> TRY IT:
If a line in the records below contains "Disposal", copy that line.

(ENTRIES SHOWN begins)

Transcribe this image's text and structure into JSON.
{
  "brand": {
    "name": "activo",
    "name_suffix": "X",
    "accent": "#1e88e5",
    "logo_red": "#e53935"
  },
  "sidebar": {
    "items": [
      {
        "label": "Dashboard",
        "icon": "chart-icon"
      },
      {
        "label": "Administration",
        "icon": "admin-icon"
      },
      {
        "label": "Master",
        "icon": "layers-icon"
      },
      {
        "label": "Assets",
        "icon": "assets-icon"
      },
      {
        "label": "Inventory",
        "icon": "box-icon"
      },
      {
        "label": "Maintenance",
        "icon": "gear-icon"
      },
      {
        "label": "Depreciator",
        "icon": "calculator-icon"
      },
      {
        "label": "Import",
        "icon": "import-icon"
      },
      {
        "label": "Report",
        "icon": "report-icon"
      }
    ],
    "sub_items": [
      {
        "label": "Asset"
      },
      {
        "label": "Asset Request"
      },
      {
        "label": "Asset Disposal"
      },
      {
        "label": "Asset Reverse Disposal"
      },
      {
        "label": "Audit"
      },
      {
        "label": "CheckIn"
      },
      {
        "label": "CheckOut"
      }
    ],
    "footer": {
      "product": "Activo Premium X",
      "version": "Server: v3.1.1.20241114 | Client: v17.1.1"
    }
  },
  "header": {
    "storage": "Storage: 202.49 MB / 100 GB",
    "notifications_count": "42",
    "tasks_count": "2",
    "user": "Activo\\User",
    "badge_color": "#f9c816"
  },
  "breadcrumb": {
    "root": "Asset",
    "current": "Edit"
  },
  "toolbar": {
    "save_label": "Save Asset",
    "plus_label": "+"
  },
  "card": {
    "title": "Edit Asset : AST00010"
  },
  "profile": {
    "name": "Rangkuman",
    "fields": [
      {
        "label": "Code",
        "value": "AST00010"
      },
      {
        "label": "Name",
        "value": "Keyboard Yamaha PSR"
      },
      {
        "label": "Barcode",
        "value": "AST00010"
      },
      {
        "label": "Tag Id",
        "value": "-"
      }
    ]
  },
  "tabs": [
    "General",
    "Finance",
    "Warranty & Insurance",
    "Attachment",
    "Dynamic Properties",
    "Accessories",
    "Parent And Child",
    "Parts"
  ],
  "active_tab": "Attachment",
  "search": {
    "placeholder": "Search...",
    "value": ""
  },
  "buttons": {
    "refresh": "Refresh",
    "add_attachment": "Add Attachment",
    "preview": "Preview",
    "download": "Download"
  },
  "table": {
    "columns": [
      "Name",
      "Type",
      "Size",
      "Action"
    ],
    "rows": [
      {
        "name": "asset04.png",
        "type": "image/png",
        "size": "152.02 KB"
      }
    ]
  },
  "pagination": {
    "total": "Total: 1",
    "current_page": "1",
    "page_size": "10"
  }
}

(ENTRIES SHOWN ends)

> WRITTEN SOLUTION:
        "label": "Asset Disposal"
        "label": "Asset Reverse Disposal"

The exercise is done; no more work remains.